Figure 5. Web Services Definition Language (WSDL).
3. Run the Maven Build (MVN Install)
The following is the code extract from the pom.xml for generate-sources from the cxf-codegen-plugin. Also shown is the declaration (inclusion) of the Maven Compiler for running the Binding Compiler.
Figure 6. Maven code extract for generating Java sources for web services (note the -nexclude flag for types).
This goal is used to generate the Java Types using the JiBX maven plugin. It also generates the binding.xml. All of the generated code will be available under the target/generated-sources.
Figure 7. Maven Code Extract for 'Generating Java Type from Schema (note that we have mentioned a mock custom JiBX code generation XML).
The bind goal to bind the generated sources, types and the binding. This phase is the Binding Compiler and when a request is made, then the binding runtime will kick-in or trigger.
Figure 8. Maven Code Extract for the binding compiler (Note the paths to the generated sources and binding).
4. Identify the Generated Classes (and Better Understand CXF/JiBX)
Spend some time to identify the generated classes and artifacts to better understand and appreciate the cxf-codegen-plugin and jibx-maven-plugin.
Figure 9. Maven code extract for binding compiler.
5. Deploy and Run (Start With Standalone Java Using Spring Context)
You can run the main class at de.frvabe.sample.calculator.Main. This will load (and deploy the web services endpoint) the web services configuration using a Spring ClassPathXmlApplicationContext (from the spring configuration calculator-app-context.xml).
Fig. 10 Running the main class (console)
6. Verify on the Browser
Check if WSDL exists and is accessible. Alternatively, use SoapUI. Find the request provided and the response returned using SoapUI.
Figure 12. SOAP response (using SoapUI).
The function performed is a dummy add with the value supplied (and zero) and the result is returned as response.
You can download the archive here. You may choose to run this example on Tomcat, Weblogic, Websphere, or JBoss. Try adding functionality or exploring other sophisticated code generation capabilities of JiBX as per your project requirements.
You may want to use other reference implementations of JAX-WS or use the default JAXB for developing web services.
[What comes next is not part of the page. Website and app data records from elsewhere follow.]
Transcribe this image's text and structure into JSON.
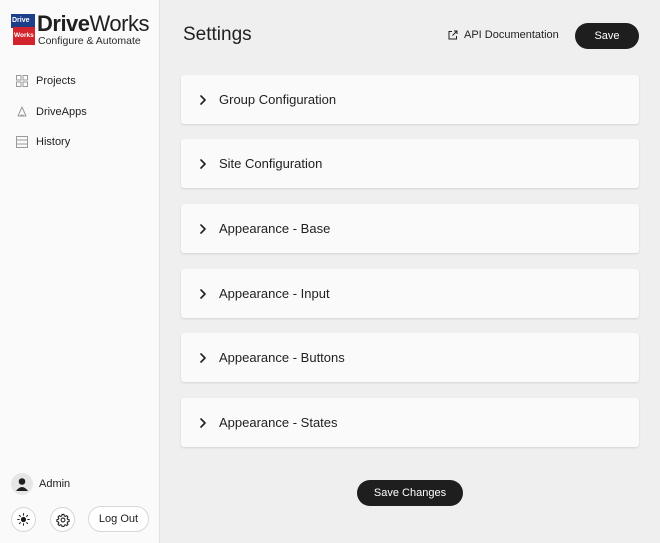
{
  "brand": {
    "mark_top": "Drive",
    "mark_bottom": "Works",
    "word_bold": "Drive",
    "word_regular": "Works",
    "tagline": "Configure & Automate",
    "colors": {
      "mark_top": "#1d3f8a",
      "mark_bottom": "#d3232c"
    }
  },
  "sidebar": {
    "items": [
      {
        "label": "Projects",
        "icon": "grid-icon"
      },
      {
        "label": "DriveApps",
        "icon": "drive-apps-icon"
      },
      {
        "label": "History",
        "icon": "history-icon"
      }
    ],
    "user": {
      "name": "Admin",
      "icon": "user-avatar-icon"
    },
    "theme_icon": "sun-icon",
    "settings_icon": "gear-icon",
    "logout_label": "Log Out"
  },
  "header": {
    "title": "Settings",
    "api_link_label": "API Documentation",
    "api_link_icon": "external-link-icon",
    "save_label": "Save"
  },
  "sections": [
    {
      "label": "Group Configuration"
    },
    {
      "label": "Site Configuration"
    },
    {
      "label": "Appearance - Base"
    },
    {
      "label": "Appearance - Input"
    },
    {
      "label": "Appearance - Buttons"
    },
    {
      "label": "Appearance - States"
    }
  ],
  "footer": {
    "save_changes_label": "Save Changes"
  },
  "colors": {
    "accent": "#1e1e1e",
    "background": "#efefef",
    "panel": "#fafafa"
  }
}
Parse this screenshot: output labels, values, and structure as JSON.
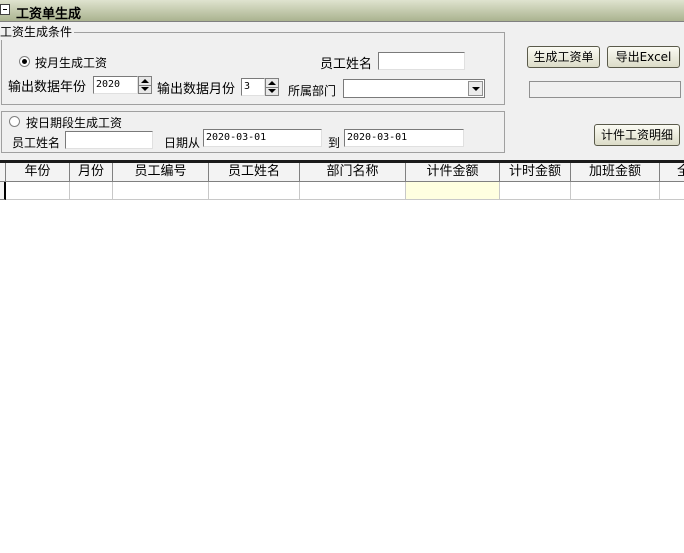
{
  "window": {
    "title": "工资单生成"
  },
  "conditions": {
    "group_label": "工资生成条件",
    "by_month": {
      "radio_label": "按月生成工资",
      "selected": true,
      "employee_name_label": "员工姓名",
      "employee_name_value": "",
      "year_label": "输出数据年份",
      "year_value": "2020",
      "month_label": "输出数据月份",
      "month_value": "3",
      "department_label": "所属部门",
      "department_value": ""
    },
    "by_date": {
      "radio_label": "按日期段生成工资",
      "selected": false,
      "employee_name_label": "员工姓名",
      "employee_name_value": "",
      "date_from_label": "日期从",
      "date_from_value": "2020-03-01",
      "date_to_label": "到",
      "date_to_value": "2020-03-01"
    }
  },
  "buttons": {
    "generate": "生成工资单",
    "export": "导出Excel",
    "piecework_detail": "计件工资明细"
  },
  "progress": {
    "value": 0
  },
  "table": {
    "columns": [
      "年份",
      "月份",
      "员工编号",
      "员工姓名",
      "部门名称",
      "计件金额",
      "计时金额",
      "加班金额",
      "全"
    ]
  }
}
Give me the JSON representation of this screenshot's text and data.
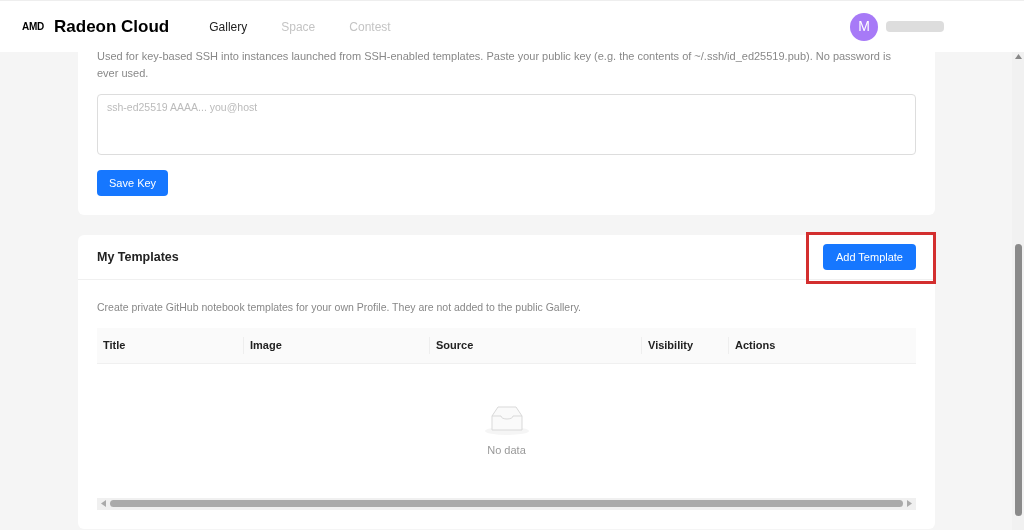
{
  "brand": {
    "logo": "AMD",
    "title": "Radeon Cloud"
  },
  "nav": [
    {
      "label": "Gallery",
      "selected": true
    },
    {
      "label": "Space",
      "selected": false
    },
    {
      "label": "Contest",
      "selected": false
    }
  ],
  "user": {
    "initial": "M"
  },
  "ssh_key": {
    "description": "Used for key-based SSH into instances launched from SSH-enabled templates. Paste your public key (e.g. the contents of ~/.ssh/id_ed25519.pub). No password is ever used.",
    "placeholder": "ssh-ed25519 AAAA... you@host",
    "save_button": "Save Key"
  },
  "templates": {
    "title": "My Templates",
    "add_button": "Add Template",
    "description": "Create private GitHub notebook templates for your own Profile. They are not added to the public Gallery.",
    "table": {
      "columns": [
        "Title",
        "Image",
        "Source",
        "Visibility",
        "Actions"
      ],
      "empty_text": "No data"
    }
  }
}
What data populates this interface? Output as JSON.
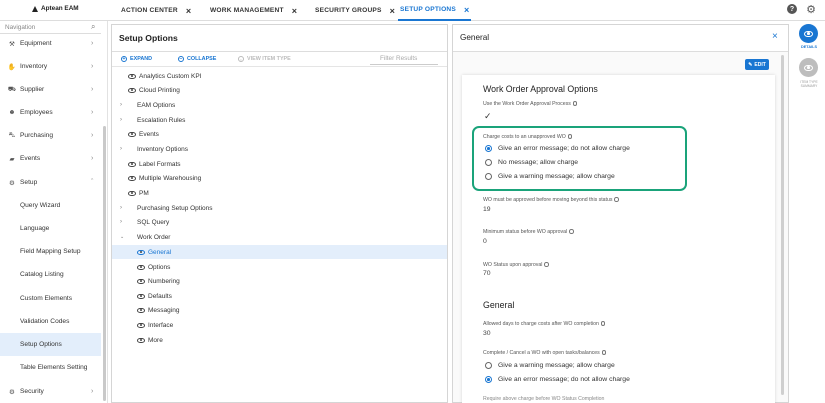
{
  "brand": {
    "name": "Aptean EAM"
  },
  "tabs": [
    {
      "label": "ACTION CENTER"
    },
    {
      "label": "WORK MANAGEMENT"
    },
    {
      "label": "SECURITY GROUPS"
    },
    {
      "label": "SETUP OPTIONS"
    }
  ],
  "search": {
    "placeholder": "Navigation"
  },
  "sidebar": {
    "items": [
      {
        "label": "Equipment",
        "icon": "wrench-icon"
      },
      {
        "label": "Inventory",
        "icon": "hand-box-icon"
      },
      {
        "label": "Supplier",
        "icon": "truck-icon"
      },
      {
        "label": "Employees",
        "icon": "people-icon"
      },
      {
        "label": "Purchasing",
        "icon": "cart-icon"
      },
      {
        "label": "Events",
        "icon": "briefcase-icon"
      },
      {
        "label": "Setup",
        "icon": "gear-icon"
      }
    ],
    "sub_items": [
      {
        "label": "Query Wizard"
      },
      {
        "label": "Language"
      },
      {
        "label": "Field Mapping Setup"
      },
      {
        "label": "Catalog Listing"
      },
      {
        "label": "Custom Elements"
      },
      {
        "label": "Validation Codes"
      },
      {
        "label": "Setup Options"
      },
      {
        "label": "Table Elements Setting"
      }
    ],
    "bottom_item": {
      "label": "Security",
      "icon": "gear-icon"
    }
  },
  "setup_panel": {
    "title": "Setup Options",
    "expand_label": "EXPAND",
    "collapse_label": "COLLAPSE",
    "view_item_type_label": "VIEW ITEM TYPE",
    "filter_placeholder": "Filter Results",
    "tree": [
      {
        "label": "Analytics Custom KPI",
        "kind": "eye"
      },
      {
        "label": "Cloud Printing",
        "kind": "eye"
      },
      {
        "label": "EAM Options",
        "kind": "caret"
      },
      {
        "label": "Escalation Rules",
        "kind": "caret"
      },
      {
        "label": "Events",
        "kind": "eye"
      },
      {
        "label": "Inventory Options",
        "kind": "caret"
      },
      {
        "label": "Label Formats",
        "kind": "eye"
      },
      {
        "label": "Multiple Warehousing",
        "kind": "eye"
      },
      {
        "label": "PM",
        "kind": "eye"
      },
      {
        "label": "Purchasing Setup Options",
        "kind": "caret"
      },
      {
        "label": "SQL Query",
        "kind": "caret"
      },
      {
        "label": "Work Order",
        "kind": "caret-open"
      }
    ],
    "work_order_children": [
      {
        "label": "General",
        "selected": true
      },
      {
        "label": "Options"
      },
      {
        "label": "Numbering"
      },
      {
        "label": "Defaults"
      },
      {
        "label": "Messaging"
      },
      {
        "label": "Interface"
      },
      {
        "label": "More"
      }
    ]
  },
  "general_panel": {
    "title": "General",
    "edit_label": "EDIT",
    "section1_title": "Work Order Approval Options",
    "use_process_label": "Use the Work Order Approval Process",
    "use_process_value": "✓",
    "charge_costs_label": "Charge costs to an unapproved WO",
    "charge_options": [
      {
        "label": "Give an error message; do not allow charge",
        "checked": true
      },
      {
        "label": "No message; allow charge",
        "checked": false
      },
      {
        "label": "Give a warning message; allow charge",
        "checked": false
      }
    ],
    "wo_approved_label": "WO must be approved before moving beyond this status",
    "wo_approved_value": "19",
    "min_status_label": "Minimum status before WO approval",
    "min_status_value": "0",
    "wo_status_label": "WO Status upon approval",
    "wo_status_value": "70",
    "section2_title": "General",
    "allowed_days_label": "Allowed days to charge costs after WO completion",
    "allowed_days_value": "30",
    "complete_label": "Complete / Cancel a WO with open tasks/balances",
    "complete_options": [
      {
        "label": "Give a warning message; allow charge",
        "checked": false
      },
      {
        "label": "Give an error message; do not allow charge",
        "checked": true
      }
    ],
    "cutoff_label": "Require above charge before WO Status Completion"
  },
  "right_rail": {
    "details_label": "DETAILS",
    "item_type_label": "ITEM TYPE SUMMARY"
  },
  "colors": {
    "accent": "#1976d2",
    "highlight_box": "#1aa37a",
    "selected_nav": "#e3eefb"
  }
}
This article is specifically for SOAP using CXF/JiBX (Eclipse, Standalone, and Tomcat).
Published at DZone with permission of Sumith Puri , DZone MVB. See the original article here.
Opinions expressed by DZone contributors are their own.